Sometime around seven and a half months, he started really lunging for the cups and plates of food I had until that point somewhat successfully kept hidden during mealtimes. He was ready to feed himself, thankyouverymuchMOM. Up to that point, I'd been feeding him in his Lionheart chair (like a Bumbo) on the kitchen counter, sitting directly in front of him. If he was going to start feeding himself, that set-up wasn't going to work.

I hauled a dining room chair into the kitchen and attached his booster seat. I figured I'd still be handing him most of the food, but he'd have small piles on his tray to play with. And heck, we have dogs who'd be delighted to clean up the windfalls. And sure, it took him a while to get the hang of delivering food to his mouth himself, but really, he got pretty damned good pretty damned fast. He already had a raking grasp at that point, and he quickly developed a sort of modified pincer, where he grabs pieces between his thumb and side of his bent index finger. It wasn't a a couple of weeks before I realized I wasn't feeding him at all anymore, except the few things he still got on a spoon (cottage cheese, stewed fruit, yoghurt).

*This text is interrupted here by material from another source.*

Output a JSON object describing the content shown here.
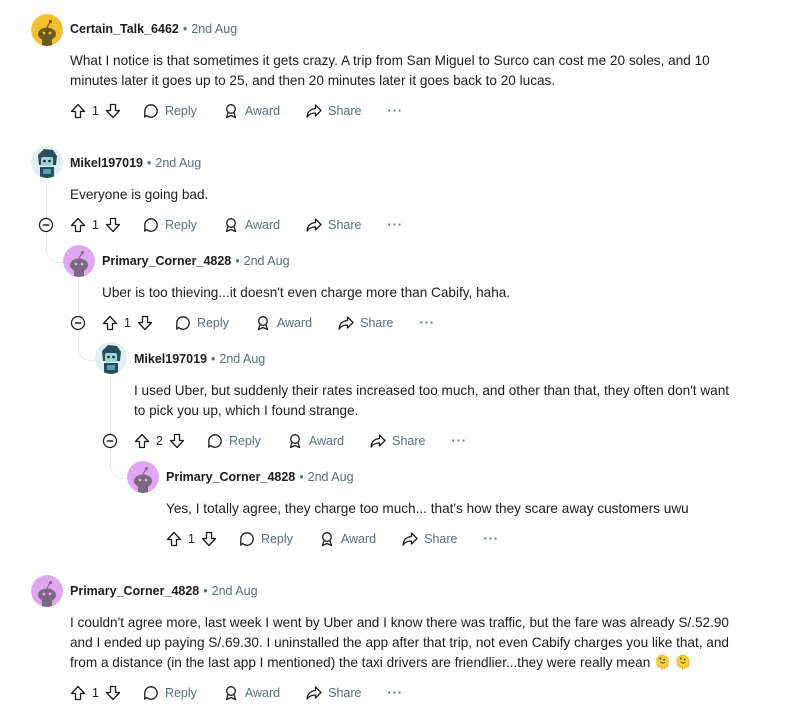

At nearly nine months, he's eating dreary-ohs, zucchini with olive oil and herbs, several kinds of cheese, crackers, chicken, egg yolks, pineapple, oranges. At each meal, he generally gets two kinds of grains, two or three fruits or veg, one or two dairy or proteins, and a sippy cup of water, which he manages very well himself.

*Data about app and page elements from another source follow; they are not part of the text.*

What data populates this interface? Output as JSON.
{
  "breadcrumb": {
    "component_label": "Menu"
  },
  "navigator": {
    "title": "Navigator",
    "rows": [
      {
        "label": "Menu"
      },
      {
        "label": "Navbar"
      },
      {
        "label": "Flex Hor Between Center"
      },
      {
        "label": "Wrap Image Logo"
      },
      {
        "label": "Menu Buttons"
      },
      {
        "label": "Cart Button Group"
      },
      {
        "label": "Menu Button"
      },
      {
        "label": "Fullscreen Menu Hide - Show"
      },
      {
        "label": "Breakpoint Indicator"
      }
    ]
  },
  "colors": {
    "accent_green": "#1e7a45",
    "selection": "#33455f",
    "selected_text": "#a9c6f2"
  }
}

Last week, he and I ate lunch out with friends at an Indian restaurant, and he tried tandoori chicken and naan. Big smile for the tandoor.

Still no dice on avocado, though.

(Edit: I should have made it clear that he's been breastfeeding enthusiastically throughout.)

1 comment:

Lainey said...

I had to laugh as I read this - I love avocado, but my children do not. My father who HATES anything to do with avocado finds this hysterical.

Completely random, but your post made me think of it and smile to myself.